Tonight I’m thankful for a story shared by a guest speaker at Evening Prayer tonight.  She has quite the presence–tall, lovely, excellent speaker, and she exudes a peace and tranquility that is a rare treat to find in a person.  She told the story of shopping and having to stand at a counter for twenty minutes before being addressed at all.  She was frustrated.  Well, of course, right?  In that moment I saw her as human and broken just like me.  I saw myself mirrored in her eyes, and I realized that the grace I offered her in the “well of course you were frustrated,” I could also offer myself, because we are not all that different.

I love how she finished her story.  She had a decision to make.  To be THAT person–complaining and letting the world know about her much-justified frustrations or to be THAT person who is patient and kind and handles it with grace.

We all have that choice, don’t we?  To be frustrated that we’re not having the kind of awesome day that Jocelyn just posted about, that Twila got a new car and we’re still driving our old one that breaks down every 52.5 miles.  That Junior got a promotion with a huge bonus and we can barely eke by on what we’re making now, no raise in sight.

We have a choice.  We can be frustrated and feel less than–

or we can know that these are just glimpses into the lives of folks whose whole stories we really don’t know.

And we can be okay with who and where we are.  And be THAT person.

The one who doesn’t compare, the one who wins, the one who is content with where she/he is and is all in.

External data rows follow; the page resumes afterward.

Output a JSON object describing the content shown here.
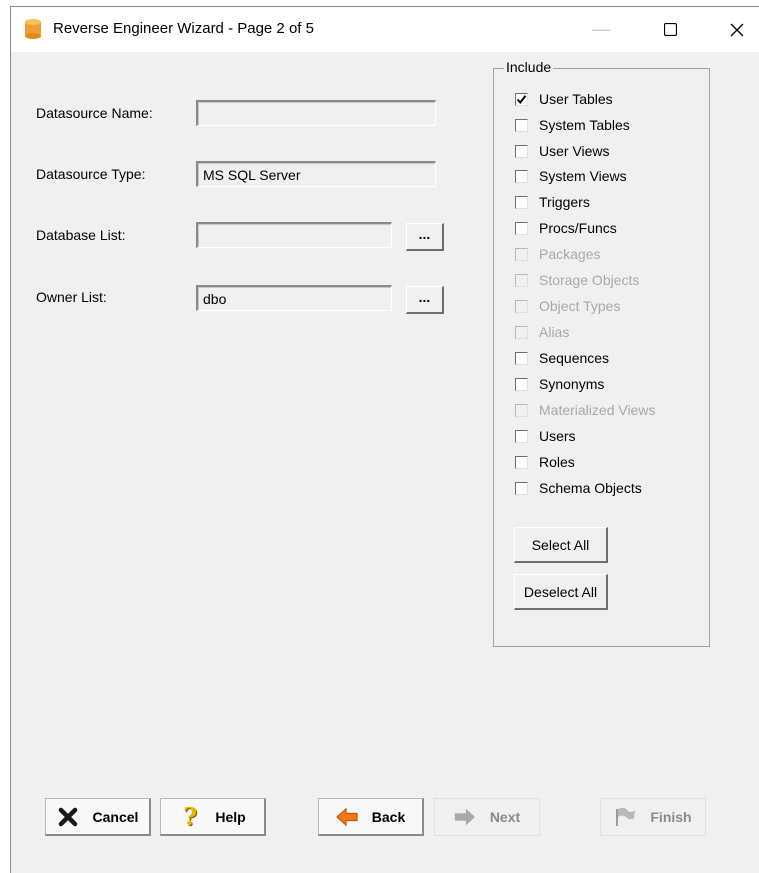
{
  "window": {
    "title": "Reverse Engineer Wizard - Page 2 of 5",
    "controls": {
      "minimize": "—",
      "maximize": "☐",
      "close": "✕"
    }
  },
  "form": {
    "datasource_name": {
      "label": "Datasource Name:",
      "value": ""
    },
    "datasource_type": {
      "label": "Datasource Type:",
      "value": "MS SQL Server"
    },
    "database_list": {
      "label": "Database List:",
      "value": "",
      "button": "..."
    },
    "owner_list": {
      "label": "Owner List:",
      "value": "dbo",
      "button": "..."
    }
  },
  "include": {
    "title": "Include",
    "items": [
      {
        "label": "User Tables",
        "checked": true,
        "enabled": true
      },
      {
        "label": "System Tables",
        "checked": false,
        "enabled": true
      },
      {
        "label": "User Views",
        "checked": false,
        "enabled": true
      },
      {
        "label": "System Views",
        "checked": false,
        "enabled": true
      },
      {
        "label": "Triggers",
        "checked": false,
        "enabled": true
      },
      {
        "label": "Procs/Funcs",
        "checked": false,
        "enabled": true
      },
      {
        "label": "Packages",
        "checked": false,
        "enabled": false
      },
      {
        "label": "Storage Objects",
        "checked": false,
        "enabled": false
      },
      {
        "label": "Object Types",
        "checked": false,
        "enabled": false
      },
      {
        "label": "Alias",
        "checked": false,
        "enabled": false
      },
      {
        "label": "Sequences",
        "checked": false,
        "enabled": true
      },
      {
        "label": "Synonyms",
        "checked": false,
        "enabled": true
      },
      {
        "label": "Materialized Views",
        "checked": false,
        "enabled": false
      },
      {
        "label": "Users",
        "checked": false,
        "enabled": true
      },
      {
        "label": "Roles",
        "checked": false,
        "enabled": true
      },
      {
        "label": "Schema Objects",
        "checked": false,
        "enabled": true
      }
    ],
    "select_all": "Select All",
    "deselect_all": "Deselect All"
  },
  "footer": {
    "cancel": "Cancel",
    "help": "Help",
    "back": "Back",
    "next": "Next",
    "finish": "Finish"
  },
  "colors": {
    "window_bg": "#f0f0f0",
    "titlebar_bg": "#ffffff",
    "disabled_text": "#a8a8a8",
    "cancel_icon": "#1a1a1a",
    "help_icon": "#e8b800",
    "back_arrow": "#e05a00",
    "app_icon": "#f0a030"
  }
}
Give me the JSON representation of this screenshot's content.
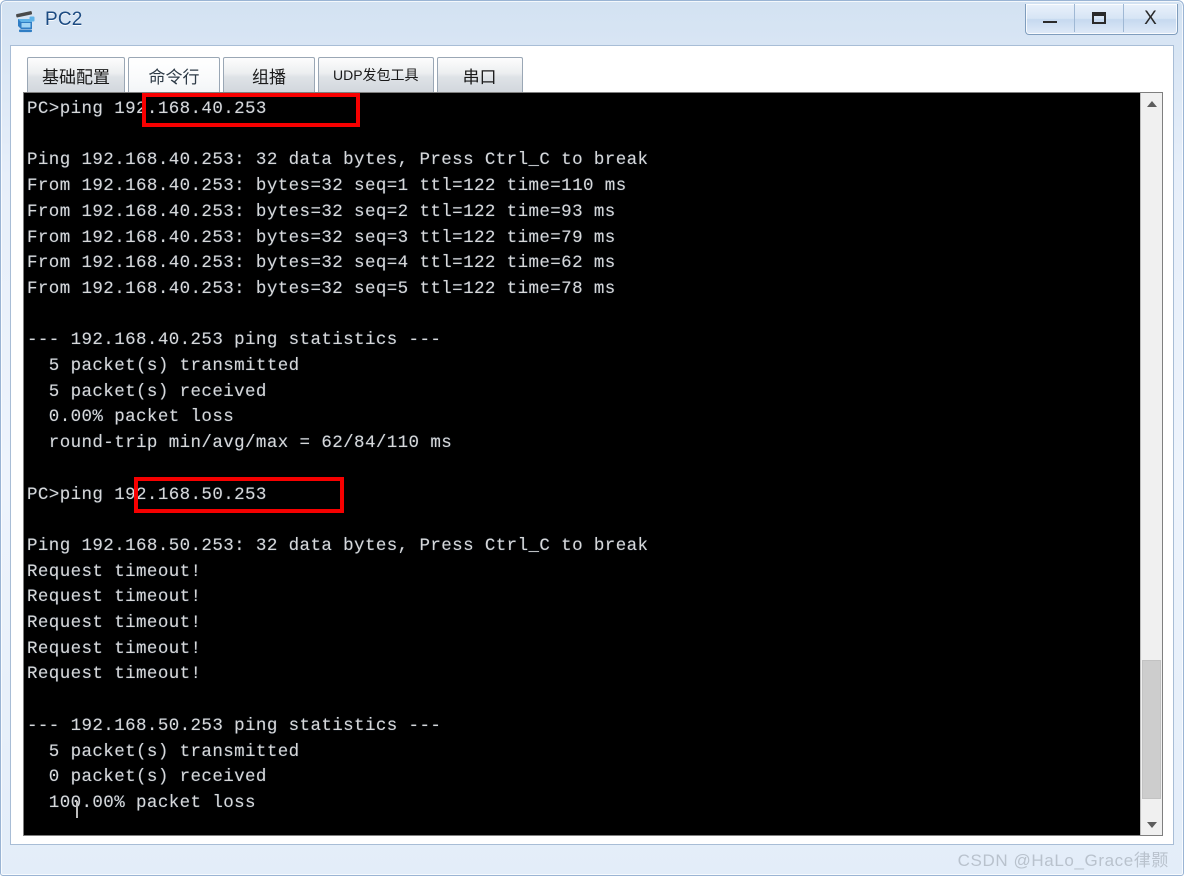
{
  "window": {
    "title": "PC2",
    "icon": "pc-host-icon",
    "controls": {
      "minimize": "–",
      "maximize": "▭",
      "close": "X"
    }
  },
  "tabs": [
    {
      "label": "基础配置",
      "name": "tab-basic-config",
      "selected": false
    },
    {
      "label": "命令行",
      "name": "tab-command-line",
      "selected": true
    },
    {
      "label": "组播",
      "name": "tab-multicast",
      "selected": false
    },
    {
      "label": "UDP发包工具",
      "name": "tab-udp-packet-tool",
      "selected": false
    },
    {
      "label": "串口",
      "name": "tab-serial-port",
      "selected": false
    }
  ],
  "terminal": {
    "lines": [
      "PC>ping 192.168.40.253",
      "",
      "Ping 192.168.40.253: 32 data bytes, Press Ctrl_C to break",
      "From 192.168.40.253: bytes=32 seq=1 ttl=122 time=110 ms",
      "From 192.168.40.253: bytes=32 seq=2 ttl=122 time=93 ms",
      "From 192.168.40.253: bytes=32 seq=3 ttl=122 time=79 ms",
      "From 192.168.40.253: bytes=32 seq=4 ttl=122 time=62 ms",
      "From 192.168.40.253: bytes=32 seq=5 ttl=122 time=78 ms",
      "",
      "--- 192.168.40.253 ping statistics ---",
      "  5 packet(s) transmitted",
      "  5 packet(s) received",
      "  0.00% packet loss",
      "  round-trip min/avg/max = 62/84/110 ms",
      "",
      "PC>ping 192.168.50.253",
      "",
      "Ping 192.168.50.253: 32 data bytes, Press Ctrl_C to break",
      "Request timeout!",
      "Request timeout!",
      "Request timeout!",
      "Request timeout!",
      "Request timeout!",
      "",
      "--- 192.168.50.253 ping statistics ---",
      "  5 packet(s) transmitted",
      "  0 packet(s) received",
      "  100.00% packet loss",
      "",
      ""
    ],
    "highlights": [
      {
        "name": "highlight-box-ip-40",
        "value": "192.168.40.253",
        "color": "#f70000"
      },
      {
        "name": "highlight-box-ip-50",
        "value": "192.168.50.253",
        "color": "#f70000"
      }
    ],
    "colors": {
      "background": "#000000",
      "text": "#d8d8d8"
    }
  },
  "scrollbar": {
    "up_arrow": "▲",
    "down_arrow": "▼"
  },
  "watermark": {
    "text": "CSDN @HaLo_Grace律颢"
  }
}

Wishing you all a day full of learning everyone else is just as REAL as you are.

Love to all.